╔══

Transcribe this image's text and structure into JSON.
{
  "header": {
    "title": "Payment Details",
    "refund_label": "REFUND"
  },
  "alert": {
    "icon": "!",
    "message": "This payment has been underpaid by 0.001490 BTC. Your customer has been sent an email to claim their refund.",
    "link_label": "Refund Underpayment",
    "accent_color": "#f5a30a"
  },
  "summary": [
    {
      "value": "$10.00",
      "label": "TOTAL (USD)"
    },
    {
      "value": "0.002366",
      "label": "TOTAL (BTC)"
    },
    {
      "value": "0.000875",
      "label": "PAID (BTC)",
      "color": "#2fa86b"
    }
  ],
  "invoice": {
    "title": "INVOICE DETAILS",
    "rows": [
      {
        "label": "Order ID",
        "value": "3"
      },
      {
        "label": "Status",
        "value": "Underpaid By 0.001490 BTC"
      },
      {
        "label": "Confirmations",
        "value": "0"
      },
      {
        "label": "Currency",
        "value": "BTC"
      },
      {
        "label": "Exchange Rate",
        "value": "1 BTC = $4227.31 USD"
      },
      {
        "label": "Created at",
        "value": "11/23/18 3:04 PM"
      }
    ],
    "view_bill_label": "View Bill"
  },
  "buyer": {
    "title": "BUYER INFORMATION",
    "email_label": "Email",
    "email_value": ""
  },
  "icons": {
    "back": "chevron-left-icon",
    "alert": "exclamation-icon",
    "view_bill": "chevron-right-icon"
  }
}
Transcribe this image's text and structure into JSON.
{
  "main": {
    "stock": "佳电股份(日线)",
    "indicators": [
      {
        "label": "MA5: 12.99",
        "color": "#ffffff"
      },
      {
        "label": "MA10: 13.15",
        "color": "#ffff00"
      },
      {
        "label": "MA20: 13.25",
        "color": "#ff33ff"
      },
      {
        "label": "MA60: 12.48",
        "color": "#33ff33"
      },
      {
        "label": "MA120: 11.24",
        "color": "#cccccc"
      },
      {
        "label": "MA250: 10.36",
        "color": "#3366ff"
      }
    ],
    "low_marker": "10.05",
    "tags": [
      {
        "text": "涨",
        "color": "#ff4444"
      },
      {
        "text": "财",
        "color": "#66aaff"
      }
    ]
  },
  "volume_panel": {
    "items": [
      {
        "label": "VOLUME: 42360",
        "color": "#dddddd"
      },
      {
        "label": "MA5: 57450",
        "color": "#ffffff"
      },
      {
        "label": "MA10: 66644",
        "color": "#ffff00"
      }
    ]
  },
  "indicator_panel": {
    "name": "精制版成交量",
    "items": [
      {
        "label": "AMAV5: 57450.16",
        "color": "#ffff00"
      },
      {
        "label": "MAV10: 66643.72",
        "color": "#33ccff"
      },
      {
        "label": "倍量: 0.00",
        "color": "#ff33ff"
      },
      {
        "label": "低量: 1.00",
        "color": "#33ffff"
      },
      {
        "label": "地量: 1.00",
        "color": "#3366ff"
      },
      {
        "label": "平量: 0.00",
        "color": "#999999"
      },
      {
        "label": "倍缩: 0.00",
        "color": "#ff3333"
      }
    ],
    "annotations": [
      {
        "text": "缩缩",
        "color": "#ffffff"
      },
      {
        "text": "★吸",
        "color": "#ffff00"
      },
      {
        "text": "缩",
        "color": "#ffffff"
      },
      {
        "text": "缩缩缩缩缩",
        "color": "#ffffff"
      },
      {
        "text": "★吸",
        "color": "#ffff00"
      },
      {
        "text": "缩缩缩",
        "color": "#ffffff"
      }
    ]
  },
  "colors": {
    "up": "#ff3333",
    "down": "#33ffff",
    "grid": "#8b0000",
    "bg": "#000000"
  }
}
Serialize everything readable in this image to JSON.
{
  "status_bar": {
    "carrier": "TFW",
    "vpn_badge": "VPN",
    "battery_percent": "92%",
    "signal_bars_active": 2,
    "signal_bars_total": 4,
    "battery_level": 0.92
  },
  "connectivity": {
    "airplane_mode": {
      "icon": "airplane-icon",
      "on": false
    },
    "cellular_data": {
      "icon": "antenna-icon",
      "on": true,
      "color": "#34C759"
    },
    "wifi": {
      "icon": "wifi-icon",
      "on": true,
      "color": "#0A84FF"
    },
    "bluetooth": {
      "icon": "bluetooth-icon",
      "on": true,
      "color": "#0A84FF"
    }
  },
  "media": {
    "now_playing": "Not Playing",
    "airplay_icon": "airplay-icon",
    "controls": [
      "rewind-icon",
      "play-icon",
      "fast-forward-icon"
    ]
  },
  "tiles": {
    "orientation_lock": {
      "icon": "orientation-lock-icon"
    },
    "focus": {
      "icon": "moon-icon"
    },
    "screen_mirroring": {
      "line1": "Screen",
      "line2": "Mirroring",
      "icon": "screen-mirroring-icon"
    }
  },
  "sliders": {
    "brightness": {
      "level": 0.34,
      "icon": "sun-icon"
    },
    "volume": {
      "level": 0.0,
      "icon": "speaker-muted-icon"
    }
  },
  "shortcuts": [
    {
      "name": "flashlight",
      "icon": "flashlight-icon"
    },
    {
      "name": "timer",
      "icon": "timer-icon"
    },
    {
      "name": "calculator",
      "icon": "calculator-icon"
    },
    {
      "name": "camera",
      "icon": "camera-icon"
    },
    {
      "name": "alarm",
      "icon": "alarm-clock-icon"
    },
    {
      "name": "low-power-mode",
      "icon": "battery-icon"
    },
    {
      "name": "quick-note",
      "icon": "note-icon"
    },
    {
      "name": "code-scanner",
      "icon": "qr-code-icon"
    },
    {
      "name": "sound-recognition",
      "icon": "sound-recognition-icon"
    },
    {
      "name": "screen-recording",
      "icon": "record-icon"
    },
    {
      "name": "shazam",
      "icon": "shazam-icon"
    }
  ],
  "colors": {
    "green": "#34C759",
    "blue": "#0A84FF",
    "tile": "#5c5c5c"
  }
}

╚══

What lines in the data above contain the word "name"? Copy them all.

    "name": "精制版成交量",
      "name": "flashlight",
      "name": "timer",
      "name": "calculator",
      "name": "camera",
      "name": "alarm",
      "name": "low-power-mode",
      "name": "quick-note",
      "name": "code-scanner",
      "name": "sound-recognition",
      "name": "screen-recording",
      "name": "shazam",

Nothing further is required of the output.